[Website and app data records]
---

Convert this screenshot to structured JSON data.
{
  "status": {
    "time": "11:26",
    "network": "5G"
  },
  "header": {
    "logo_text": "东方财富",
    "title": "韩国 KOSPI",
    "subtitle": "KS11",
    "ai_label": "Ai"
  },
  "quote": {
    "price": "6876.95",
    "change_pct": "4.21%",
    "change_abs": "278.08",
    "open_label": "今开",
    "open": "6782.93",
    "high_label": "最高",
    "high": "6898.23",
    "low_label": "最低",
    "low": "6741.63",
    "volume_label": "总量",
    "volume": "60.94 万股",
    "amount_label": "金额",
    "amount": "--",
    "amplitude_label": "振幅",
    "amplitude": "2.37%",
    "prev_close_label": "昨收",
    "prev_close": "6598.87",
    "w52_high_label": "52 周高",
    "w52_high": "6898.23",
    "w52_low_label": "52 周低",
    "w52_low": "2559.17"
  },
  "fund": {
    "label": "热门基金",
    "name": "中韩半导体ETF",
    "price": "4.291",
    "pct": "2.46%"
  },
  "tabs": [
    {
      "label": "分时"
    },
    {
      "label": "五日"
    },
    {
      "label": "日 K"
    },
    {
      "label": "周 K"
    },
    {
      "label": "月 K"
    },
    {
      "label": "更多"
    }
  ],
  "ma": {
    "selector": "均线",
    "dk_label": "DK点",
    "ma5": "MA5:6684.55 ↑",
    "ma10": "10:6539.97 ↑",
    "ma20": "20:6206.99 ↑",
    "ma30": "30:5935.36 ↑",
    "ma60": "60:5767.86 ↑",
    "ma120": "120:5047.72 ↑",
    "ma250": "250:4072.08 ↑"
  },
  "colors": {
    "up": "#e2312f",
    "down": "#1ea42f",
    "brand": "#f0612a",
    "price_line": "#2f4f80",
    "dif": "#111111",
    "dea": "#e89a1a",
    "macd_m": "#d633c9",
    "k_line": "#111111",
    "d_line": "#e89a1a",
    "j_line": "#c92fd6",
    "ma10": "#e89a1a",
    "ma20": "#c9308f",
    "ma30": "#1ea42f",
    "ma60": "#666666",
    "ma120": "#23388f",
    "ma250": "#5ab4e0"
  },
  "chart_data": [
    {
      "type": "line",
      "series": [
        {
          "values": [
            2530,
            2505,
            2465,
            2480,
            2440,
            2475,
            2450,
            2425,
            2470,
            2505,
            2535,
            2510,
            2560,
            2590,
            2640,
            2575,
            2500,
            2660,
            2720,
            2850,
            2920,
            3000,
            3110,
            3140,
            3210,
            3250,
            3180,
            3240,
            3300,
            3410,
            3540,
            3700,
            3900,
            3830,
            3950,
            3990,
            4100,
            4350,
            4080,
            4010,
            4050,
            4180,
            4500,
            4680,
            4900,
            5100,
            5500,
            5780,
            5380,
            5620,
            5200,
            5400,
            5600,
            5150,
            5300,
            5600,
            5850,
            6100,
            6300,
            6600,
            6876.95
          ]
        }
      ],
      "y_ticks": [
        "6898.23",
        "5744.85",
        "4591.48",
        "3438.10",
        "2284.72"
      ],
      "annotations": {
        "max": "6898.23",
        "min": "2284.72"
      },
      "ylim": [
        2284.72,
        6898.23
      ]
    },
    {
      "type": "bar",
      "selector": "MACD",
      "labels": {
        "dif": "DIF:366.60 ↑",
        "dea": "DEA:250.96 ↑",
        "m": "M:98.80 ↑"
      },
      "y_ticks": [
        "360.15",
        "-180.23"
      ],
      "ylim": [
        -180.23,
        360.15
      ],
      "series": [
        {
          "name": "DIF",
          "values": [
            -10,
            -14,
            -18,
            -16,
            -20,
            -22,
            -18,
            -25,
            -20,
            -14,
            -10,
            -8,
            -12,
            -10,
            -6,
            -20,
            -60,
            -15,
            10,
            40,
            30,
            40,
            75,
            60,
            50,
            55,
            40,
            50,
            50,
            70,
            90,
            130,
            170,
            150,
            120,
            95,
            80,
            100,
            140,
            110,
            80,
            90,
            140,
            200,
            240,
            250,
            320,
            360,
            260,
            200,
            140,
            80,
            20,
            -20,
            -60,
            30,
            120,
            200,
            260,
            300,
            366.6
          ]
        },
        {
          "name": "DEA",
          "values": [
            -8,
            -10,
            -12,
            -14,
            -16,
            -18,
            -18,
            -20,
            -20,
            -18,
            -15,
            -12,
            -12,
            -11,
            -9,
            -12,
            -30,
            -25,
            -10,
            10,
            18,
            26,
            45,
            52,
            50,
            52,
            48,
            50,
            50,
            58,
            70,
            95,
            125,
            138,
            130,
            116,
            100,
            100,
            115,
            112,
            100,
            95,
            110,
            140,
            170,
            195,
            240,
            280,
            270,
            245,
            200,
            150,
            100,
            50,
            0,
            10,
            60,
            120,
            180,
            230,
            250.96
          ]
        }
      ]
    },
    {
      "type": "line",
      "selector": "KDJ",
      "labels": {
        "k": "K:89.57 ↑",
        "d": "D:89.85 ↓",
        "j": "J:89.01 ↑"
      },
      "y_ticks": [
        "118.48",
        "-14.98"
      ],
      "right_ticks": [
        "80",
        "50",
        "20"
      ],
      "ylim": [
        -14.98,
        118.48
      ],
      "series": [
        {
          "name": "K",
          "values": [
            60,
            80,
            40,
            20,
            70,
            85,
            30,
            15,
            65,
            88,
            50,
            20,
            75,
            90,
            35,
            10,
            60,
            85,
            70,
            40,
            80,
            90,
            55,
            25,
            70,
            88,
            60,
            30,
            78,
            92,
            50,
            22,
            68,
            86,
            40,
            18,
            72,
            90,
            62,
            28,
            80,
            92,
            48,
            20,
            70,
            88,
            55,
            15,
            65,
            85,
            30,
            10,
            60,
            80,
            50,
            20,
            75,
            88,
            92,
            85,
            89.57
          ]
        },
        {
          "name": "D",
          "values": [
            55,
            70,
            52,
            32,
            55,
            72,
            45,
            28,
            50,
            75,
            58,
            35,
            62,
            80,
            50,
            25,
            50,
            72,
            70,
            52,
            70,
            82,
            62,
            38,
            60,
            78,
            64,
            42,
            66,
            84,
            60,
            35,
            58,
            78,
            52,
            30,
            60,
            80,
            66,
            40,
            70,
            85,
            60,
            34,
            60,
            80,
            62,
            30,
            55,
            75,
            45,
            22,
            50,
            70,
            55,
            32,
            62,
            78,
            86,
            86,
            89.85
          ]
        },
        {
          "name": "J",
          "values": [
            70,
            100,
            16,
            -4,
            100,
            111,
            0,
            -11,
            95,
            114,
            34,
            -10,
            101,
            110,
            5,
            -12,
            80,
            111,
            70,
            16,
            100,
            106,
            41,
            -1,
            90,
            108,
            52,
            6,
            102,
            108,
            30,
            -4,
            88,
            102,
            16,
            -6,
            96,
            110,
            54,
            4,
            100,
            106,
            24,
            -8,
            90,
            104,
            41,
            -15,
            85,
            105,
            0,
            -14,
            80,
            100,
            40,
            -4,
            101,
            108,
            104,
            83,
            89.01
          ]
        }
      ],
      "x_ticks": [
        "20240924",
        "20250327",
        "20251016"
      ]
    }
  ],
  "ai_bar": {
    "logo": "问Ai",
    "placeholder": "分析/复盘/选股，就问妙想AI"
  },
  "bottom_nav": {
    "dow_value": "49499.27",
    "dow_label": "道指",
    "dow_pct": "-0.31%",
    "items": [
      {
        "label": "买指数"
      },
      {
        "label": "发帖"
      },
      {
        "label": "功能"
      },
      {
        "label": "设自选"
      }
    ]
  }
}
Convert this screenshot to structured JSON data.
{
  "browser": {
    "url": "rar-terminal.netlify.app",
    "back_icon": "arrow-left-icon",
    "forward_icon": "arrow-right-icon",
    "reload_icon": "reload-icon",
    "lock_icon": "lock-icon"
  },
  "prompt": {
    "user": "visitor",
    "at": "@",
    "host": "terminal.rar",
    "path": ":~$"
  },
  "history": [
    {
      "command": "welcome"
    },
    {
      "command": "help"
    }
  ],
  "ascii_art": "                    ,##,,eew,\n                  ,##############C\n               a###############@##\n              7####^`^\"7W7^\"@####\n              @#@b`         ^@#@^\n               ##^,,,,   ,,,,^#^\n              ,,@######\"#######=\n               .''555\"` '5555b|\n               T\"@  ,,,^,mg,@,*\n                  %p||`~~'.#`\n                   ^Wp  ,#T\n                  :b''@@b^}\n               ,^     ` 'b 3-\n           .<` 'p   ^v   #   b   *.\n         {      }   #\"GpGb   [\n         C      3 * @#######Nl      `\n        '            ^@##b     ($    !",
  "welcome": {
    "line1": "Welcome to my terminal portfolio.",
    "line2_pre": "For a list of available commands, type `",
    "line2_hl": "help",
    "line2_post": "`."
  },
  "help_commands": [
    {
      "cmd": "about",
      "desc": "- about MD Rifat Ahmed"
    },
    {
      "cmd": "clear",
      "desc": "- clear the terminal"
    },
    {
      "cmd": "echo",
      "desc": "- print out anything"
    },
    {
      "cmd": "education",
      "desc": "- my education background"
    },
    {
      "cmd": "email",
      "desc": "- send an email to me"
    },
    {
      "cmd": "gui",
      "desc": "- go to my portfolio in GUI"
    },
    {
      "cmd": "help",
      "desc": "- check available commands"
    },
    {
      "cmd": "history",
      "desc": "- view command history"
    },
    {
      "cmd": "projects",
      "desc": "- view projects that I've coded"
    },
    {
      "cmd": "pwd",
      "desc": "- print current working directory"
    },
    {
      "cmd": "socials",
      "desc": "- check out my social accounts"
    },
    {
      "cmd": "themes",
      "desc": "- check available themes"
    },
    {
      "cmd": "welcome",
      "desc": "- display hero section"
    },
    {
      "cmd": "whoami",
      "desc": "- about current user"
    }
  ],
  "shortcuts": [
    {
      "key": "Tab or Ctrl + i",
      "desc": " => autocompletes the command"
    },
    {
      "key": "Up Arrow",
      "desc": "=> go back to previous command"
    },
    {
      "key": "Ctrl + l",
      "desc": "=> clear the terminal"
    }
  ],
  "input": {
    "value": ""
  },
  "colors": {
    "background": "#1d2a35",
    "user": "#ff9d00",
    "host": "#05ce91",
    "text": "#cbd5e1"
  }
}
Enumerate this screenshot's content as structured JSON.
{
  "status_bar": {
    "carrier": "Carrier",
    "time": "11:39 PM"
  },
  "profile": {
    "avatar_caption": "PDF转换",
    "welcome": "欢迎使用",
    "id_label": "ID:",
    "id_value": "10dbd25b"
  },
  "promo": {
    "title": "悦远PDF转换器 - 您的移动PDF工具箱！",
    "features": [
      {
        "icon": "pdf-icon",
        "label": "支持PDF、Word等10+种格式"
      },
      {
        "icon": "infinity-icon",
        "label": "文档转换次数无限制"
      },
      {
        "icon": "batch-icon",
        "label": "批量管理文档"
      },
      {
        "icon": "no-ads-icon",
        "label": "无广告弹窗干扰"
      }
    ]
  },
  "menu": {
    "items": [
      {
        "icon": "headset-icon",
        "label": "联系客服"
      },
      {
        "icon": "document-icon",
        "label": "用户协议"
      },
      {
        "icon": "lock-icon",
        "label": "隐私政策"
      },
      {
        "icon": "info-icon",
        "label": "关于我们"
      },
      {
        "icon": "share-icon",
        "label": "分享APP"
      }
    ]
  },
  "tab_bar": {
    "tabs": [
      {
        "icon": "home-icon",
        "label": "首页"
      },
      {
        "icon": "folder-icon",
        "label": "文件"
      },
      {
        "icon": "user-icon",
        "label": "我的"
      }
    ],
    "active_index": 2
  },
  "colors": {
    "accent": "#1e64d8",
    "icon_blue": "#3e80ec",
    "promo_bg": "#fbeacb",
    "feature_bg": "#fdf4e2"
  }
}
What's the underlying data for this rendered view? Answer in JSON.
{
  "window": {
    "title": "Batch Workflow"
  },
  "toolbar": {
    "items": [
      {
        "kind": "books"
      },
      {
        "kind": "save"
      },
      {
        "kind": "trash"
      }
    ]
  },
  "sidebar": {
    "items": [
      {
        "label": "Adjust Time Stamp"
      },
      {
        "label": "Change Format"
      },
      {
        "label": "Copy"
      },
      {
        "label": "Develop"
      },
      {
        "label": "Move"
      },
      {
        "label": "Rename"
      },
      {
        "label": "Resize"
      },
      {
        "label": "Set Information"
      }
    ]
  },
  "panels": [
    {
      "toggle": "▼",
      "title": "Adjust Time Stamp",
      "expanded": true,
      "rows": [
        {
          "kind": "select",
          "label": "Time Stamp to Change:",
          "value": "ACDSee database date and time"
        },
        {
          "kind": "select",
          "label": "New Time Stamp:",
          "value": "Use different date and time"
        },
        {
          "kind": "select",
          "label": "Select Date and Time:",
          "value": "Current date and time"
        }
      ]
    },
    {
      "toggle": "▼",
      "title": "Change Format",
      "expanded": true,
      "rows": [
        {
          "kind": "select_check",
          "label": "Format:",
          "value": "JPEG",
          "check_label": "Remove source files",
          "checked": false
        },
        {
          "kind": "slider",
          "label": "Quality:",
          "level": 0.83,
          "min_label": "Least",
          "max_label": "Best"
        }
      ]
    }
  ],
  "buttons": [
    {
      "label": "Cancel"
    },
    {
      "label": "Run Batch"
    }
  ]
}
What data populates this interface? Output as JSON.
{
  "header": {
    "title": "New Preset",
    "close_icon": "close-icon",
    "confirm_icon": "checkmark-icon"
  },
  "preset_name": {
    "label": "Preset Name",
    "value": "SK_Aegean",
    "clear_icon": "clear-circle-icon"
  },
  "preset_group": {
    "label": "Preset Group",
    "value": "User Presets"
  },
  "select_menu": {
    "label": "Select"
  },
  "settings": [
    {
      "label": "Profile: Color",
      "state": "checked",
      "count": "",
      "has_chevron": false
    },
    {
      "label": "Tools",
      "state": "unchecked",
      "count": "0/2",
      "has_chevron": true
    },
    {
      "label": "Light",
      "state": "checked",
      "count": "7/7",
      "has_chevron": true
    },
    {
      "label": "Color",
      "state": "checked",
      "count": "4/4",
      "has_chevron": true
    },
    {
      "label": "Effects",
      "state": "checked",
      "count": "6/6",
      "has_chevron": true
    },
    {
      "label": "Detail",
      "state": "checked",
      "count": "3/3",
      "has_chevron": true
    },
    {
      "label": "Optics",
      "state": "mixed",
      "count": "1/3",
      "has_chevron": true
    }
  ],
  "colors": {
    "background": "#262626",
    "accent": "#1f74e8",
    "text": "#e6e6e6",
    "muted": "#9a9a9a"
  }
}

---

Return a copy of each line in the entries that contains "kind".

        "kind": "books"
        "kind": "save"
        "kind": "trash"
          "kind": "select",
          "kind": "select",
          "kind": "select",
          "kind": "select_check",
          "kind": "slider",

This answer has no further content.